Office: 316 Regents Hall
A.B. 1992, College of the Holy Cross
Ph.D. 1998 Yale University
1998-2001 National Institutes of Health, Postdoctoral Fellow, Harvard University
Biochemistry I, Experimental Methods in Biochemistry
The research in my group is decidedly interdisciplinary, involving aspects of chemical biology, biophysical chemistry, and surface chemistry. The three specific areas in which we work are: small molecule binders of intrinsically disordered proteins, macromolecular crowding effects focused on nucleic acids and protein-nucleic acid interactions, and engineering of protein-surface interactions.

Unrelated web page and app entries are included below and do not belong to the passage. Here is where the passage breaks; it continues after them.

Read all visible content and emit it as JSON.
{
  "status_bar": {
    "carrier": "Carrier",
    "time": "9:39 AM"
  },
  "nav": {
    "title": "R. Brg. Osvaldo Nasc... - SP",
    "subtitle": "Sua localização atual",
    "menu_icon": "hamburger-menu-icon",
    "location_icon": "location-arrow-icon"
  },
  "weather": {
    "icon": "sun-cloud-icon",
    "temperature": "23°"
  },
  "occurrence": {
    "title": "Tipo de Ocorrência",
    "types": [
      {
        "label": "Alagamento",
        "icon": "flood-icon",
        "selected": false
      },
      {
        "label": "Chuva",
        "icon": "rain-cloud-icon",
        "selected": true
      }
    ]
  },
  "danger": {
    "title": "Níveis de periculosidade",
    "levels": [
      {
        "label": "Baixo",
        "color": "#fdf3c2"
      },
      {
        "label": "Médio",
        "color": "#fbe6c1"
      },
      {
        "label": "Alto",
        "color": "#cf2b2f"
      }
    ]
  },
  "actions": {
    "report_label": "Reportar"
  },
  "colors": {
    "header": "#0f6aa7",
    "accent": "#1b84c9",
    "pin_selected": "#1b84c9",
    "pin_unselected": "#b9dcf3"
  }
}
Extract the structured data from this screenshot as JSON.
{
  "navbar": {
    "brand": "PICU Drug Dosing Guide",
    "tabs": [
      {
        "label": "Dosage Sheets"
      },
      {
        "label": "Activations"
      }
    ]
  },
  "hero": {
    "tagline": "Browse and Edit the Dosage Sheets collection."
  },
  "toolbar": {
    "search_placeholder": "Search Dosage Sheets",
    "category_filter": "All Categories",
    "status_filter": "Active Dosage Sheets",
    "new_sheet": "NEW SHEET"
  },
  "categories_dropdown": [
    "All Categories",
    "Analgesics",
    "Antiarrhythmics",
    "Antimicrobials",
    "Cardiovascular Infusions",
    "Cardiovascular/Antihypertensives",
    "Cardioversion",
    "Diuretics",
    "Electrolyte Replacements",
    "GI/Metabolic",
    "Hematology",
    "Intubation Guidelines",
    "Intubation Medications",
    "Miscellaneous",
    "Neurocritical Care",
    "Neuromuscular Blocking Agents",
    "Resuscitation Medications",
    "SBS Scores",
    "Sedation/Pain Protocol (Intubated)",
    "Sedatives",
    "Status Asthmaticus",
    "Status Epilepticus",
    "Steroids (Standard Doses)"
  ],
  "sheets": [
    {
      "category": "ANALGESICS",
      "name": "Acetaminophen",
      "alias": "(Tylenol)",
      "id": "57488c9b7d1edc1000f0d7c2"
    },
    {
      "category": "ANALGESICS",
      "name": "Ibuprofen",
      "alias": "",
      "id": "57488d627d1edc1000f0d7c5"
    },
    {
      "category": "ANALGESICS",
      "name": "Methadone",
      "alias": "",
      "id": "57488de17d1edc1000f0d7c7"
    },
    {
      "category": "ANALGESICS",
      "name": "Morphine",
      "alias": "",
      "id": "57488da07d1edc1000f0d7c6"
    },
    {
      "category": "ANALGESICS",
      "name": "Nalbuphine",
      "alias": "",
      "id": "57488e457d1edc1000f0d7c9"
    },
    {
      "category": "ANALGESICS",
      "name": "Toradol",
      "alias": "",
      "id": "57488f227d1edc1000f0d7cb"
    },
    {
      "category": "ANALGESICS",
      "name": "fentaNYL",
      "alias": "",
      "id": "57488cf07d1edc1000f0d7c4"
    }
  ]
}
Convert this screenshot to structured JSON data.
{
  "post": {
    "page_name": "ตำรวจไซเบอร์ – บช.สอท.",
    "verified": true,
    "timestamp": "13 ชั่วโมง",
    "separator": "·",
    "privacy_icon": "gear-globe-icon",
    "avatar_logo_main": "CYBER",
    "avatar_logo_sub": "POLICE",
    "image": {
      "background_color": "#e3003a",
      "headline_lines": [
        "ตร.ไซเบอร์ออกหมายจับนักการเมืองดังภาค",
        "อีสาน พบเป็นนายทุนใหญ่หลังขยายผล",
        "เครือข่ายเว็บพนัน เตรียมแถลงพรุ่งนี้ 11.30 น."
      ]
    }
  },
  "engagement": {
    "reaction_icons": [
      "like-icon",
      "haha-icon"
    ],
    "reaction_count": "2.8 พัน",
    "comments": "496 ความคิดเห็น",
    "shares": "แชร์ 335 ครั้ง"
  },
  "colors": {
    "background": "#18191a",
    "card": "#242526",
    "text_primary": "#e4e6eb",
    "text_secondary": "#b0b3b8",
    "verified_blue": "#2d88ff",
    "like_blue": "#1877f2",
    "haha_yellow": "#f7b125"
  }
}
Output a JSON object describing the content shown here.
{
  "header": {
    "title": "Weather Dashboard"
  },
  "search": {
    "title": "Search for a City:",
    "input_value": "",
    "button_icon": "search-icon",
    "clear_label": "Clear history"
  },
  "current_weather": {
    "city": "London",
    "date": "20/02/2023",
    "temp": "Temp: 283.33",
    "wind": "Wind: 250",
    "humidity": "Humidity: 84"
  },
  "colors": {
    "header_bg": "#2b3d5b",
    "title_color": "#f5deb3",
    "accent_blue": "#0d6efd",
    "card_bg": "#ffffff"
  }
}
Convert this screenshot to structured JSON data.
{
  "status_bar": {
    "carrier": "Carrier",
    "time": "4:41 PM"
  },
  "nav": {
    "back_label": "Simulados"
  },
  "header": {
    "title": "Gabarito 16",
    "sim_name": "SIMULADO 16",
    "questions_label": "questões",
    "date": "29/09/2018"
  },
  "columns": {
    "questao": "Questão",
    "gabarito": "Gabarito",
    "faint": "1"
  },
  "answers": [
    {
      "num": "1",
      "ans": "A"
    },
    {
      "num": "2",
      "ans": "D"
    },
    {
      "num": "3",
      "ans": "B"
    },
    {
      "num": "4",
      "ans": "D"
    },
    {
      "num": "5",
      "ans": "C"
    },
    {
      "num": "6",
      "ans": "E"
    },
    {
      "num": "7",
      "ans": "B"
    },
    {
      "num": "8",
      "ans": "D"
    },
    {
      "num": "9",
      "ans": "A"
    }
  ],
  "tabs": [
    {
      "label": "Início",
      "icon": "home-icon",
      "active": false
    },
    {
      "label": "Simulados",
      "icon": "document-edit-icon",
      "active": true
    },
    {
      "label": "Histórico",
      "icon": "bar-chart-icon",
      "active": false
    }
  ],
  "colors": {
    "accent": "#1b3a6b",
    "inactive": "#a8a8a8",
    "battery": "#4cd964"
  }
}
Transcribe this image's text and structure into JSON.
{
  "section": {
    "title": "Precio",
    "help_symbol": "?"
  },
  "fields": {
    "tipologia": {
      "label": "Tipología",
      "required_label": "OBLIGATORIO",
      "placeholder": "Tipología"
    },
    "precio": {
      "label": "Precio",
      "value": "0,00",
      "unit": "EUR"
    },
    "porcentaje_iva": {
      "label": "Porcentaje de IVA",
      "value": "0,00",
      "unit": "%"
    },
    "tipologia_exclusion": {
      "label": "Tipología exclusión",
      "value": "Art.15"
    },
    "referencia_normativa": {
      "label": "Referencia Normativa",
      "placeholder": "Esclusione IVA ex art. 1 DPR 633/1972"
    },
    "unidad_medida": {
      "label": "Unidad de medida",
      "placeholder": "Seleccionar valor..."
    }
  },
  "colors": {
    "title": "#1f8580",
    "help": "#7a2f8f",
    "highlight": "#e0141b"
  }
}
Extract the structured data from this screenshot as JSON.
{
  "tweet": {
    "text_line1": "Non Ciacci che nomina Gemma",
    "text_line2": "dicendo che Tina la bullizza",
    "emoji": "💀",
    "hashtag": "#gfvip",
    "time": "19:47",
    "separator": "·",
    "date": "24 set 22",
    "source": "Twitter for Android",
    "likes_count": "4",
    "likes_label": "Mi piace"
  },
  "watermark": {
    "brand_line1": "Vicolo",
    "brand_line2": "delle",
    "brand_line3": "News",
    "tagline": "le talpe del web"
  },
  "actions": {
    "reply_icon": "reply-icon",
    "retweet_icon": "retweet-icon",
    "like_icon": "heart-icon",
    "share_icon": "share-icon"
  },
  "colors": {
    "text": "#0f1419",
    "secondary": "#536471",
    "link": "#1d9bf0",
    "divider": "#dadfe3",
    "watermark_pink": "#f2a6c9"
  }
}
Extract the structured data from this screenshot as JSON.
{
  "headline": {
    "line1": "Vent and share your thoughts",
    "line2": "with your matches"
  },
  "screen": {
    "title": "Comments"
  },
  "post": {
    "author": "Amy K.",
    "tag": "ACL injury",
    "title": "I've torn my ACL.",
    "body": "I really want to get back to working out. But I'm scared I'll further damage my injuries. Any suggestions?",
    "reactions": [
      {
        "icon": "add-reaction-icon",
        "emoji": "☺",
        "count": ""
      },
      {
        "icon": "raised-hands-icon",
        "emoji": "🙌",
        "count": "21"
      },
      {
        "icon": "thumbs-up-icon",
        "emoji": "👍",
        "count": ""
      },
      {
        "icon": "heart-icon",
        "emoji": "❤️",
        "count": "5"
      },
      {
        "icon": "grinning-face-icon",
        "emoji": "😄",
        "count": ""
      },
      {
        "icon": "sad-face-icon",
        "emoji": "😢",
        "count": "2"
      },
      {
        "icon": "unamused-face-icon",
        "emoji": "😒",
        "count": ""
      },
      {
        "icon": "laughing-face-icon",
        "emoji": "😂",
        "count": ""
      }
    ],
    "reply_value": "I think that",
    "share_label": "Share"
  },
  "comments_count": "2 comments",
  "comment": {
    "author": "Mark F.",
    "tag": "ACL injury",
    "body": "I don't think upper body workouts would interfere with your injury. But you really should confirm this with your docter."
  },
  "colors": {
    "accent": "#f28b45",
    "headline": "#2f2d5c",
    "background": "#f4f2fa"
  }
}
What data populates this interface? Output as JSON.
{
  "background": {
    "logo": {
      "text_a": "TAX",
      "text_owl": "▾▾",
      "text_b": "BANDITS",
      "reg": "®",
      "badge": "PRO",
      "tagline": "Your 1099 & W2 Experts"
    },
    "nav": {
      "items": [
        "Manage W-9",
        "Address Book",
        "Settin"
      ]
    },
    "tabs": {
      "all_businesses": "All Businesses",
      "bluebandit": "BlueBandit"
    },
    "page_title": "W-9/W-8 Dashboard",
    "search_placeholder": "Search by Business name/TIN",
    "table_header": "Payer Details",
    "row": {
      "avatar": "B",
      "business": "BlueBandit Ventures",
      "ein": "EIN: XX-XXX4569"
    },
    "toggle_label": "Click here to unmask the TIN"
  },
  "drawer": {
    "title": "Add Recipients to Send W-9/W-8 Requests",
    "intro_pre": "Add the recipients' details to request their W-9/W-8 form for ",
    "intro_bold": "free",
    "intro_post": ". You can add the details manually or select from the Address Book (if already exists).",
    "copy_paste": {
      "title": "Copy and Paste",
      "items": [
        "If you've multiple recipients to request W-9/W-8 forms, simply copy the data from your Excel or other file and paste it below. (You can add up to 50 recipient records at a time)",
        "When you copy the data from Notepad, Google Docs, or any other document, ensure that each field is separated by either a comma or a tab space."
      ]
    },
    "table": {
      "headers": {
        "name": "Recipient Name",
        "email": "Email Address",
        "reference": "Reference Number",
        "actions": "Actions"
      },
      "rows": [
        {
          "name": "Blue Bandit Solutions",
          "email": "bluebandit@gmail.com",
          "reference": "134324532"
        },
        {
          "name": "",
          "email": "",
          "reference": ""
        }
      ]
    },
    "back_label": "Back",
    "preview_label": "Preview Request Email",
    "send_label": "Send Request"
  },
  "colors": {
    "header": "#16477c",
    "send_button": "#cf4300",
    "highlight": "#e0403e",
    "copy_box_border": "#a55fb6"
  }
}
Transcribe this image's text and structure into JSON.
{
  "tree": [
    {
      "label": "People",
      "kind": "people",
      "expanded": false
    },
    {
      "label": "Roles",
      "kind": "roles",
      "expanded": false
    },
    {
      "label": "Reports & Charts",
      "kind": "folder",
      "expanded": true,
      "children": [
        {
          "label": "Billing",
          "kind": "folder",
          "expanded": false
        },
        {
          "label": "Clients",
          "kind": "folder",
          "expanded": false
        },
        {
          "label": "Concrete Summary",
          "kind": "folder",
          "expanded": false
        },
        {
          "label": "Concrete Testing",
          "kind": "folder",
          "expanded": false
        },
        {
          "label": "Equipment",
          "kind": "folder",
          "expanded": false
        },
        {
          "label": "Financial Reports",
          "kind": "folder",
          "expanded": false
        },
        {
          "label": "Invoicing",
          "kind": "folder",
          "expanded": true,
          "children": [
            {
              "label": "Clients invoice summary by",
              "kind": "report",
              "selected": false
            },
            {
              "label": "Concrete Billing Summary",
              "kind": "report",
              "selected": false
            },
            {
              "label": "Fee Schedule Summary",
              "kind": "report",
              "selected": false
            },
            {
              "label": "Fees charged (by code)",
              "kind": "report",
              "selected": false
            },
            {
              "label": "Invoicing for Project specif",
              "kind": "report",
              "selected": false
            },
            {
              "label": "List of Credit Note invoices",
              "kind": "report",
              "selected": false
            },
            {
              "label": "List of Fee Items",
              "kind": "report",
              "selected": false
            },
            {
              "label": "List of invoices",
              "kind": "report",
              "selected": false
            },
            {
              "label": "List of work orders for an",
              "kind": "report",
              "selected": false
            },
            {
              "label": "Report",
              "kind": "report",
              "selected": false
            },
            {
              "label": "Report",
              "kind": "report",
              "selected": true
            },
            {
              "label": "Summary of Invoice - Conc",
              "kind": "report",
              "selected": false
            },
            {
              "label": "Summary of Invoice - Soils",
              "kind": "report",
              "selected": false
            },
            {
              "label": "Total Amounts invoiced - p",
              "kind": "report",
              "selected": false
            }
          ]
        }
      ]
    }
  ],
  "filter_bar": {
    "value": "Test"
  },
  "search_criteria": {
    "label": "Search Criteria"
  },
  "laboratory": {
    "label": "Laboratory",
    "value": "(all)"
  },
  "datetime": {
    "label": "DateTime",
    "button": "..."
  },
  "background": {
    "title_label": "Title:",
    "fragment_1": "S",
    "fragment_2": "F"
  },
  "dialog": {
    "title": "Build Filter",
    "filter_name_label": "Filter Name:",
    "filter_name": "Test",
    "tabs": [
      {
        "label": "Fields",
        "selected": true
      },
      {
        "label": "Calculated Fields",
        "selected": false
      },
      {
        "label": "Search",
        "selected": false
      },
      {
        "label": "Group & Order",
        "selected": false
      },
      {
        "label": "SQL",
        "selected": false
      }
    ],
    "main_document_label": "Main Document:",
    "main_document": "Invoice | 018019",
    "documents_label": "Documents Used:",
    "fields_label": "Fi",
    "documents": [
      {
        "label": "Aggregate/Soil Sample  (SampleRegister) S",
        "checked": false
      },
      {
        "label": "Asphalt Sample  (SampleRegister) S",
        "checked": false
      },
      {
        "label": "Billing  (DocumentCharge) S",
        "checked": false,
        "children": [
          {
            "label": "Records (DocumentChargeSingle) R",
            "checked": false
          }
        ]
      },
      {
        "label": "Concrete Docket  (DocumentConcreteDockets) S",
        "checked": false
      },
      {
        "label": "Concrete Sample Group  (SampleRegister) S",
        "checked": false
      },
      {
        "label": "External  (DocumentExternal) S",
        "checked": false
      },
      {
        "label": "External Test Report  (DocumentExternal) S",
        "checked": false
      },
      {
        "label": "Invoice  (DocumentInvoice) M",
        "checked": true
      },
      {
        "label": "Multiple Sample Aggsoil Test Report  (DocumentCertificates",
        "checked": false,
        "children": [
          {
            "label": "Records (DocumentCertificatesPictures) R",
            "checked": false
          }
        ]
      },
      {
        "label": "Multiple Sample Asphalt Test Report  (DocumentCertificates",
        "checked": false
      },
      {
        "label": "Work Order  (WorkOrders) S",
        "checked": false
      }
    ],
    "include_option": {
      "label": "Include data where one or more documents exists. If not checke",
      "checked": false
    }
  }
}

Natively unstructured or intrinsically disordered (ID) proteins are common in eukaryotes. Proteins with ID regions are often associated with regulatory and signaling pathways implicated in the development and survival of higher organisms. Approximately 60% of human cancer-associated proteins are predicted to have unstructured regions of ≥50 consecutive residues. Interactions with ID proteins often involve a folding transition of the disordered region; these coupled binding and folding events lead to highly specific but relatively low affinity interactions. The ability to chemically interfere in the functioning of ID proteins would be a valuable tool in elucidating their biological roles, and might provide lead molecules for medicinal chemistry investigation. Recently, we described the mechanism by which small molecules induce the coupled binding and unfolding of the Myc-Max bHLHZip heterodimer. We were able to determine the specific interactions between the small molecule inhibitors and the unfolded c-Myc monomer (c-Myc is disregulated in many cancers, and requires dimerization with Max for its function) and have begun to understand how small molecules can bind with specificity to their counter-intuitive, unstructured targets. We are continuing work to understand what ID sequences may be targeted by small molecules and working with Ed Prochownik of the Children’s Hospital of Pittsburgh in continuing to develop Myc inhibitors with increased affinity and efficacy.
In the second area, macromolecular crowding, we seek to address the following fundamental question: What are common (if not universal) physical-chemical characteristics of the intracellular environment that modulate the activity of small molecules and biomolecules in this environment as compared to typical experimental conditions? Excluded volume effects, or macromolecular crowding, are universal factors in all cellular systems which can contribute substantially to the energetics and kinetics within these environments. Although there is much past and ongoing work in this area (especially in protein folding), my group has focused on systems for which there is little data such as noncanonical DNA duplexes, higher order DNA structures, and the rich but virtually unexplored area of effects on RNA structures. We are also interested in the effect crowding has on the binding of transcription factors to DNA and their ability to discriminate between specific and nonspecific DNA
We are developing methods for the direct, stable, genetically-encodable attachment of proteins to metal nanoparticles and surfaces. These methods would allow the point of attachment to be genetically engineered into the protein, and provide control of the orientation of the protein on the gold surface. The goal is to allow chemisorption of proteins, while suppressing physisorption, and thereby provide a means to uniformly orient proteins on NPs. This ability would facilitate the creation of multifunctional NPs (NPs with multiple functional proteins attached), and improve the activity of proteins used in biosensors and other applications.
Metallo, S.J., “Intrinsically Disordered Proteins are Potential Drug Targets” Curr. Opin. Chem. Biol. 2010, 14, 481-488.
Alison M. W. Reed and Steven J. Metallo, “Oriented Protein Adsorption to Gold Nanoparticles through a Genetically Encodable Binding Motif” Langmuir 2010, 26, 18945-18950.
Hammoudeh D.I., Viacava Follis, A., Wang, H., Prochownik, E.V., and Metallo, S.J. “Multiple binding sites for small molecules on the monomeric oncoprotein c-Myc” J. Amer. Chem. Soc. 2009, 131, 7390-7401. Featured in C&ENews as one of twelve outstanding achievements in chemistry for the 2009 Chemistry Year in Review, Dec. 12, 2009.
Viacava Follis, A., Hammoudeh, D.I., Daab, A.T., and Metallo, S.J. “Small-molecule perturbation of competing interactions between c-Myc and Max” Bioorg. Med. Chem. Lett. 2009, 19, 807-810.
Ariele V. Follis, Dalia I. Hammoudeh, Huabo Wang, Edward V. Prochownik, and Steven J. Metallo, “Structural Rationale for the Coupled Binding and Unfolding of the c Myc Oncoprotein by Small Molecules” Chem. & Biol., 2008, 15, 1149-1155.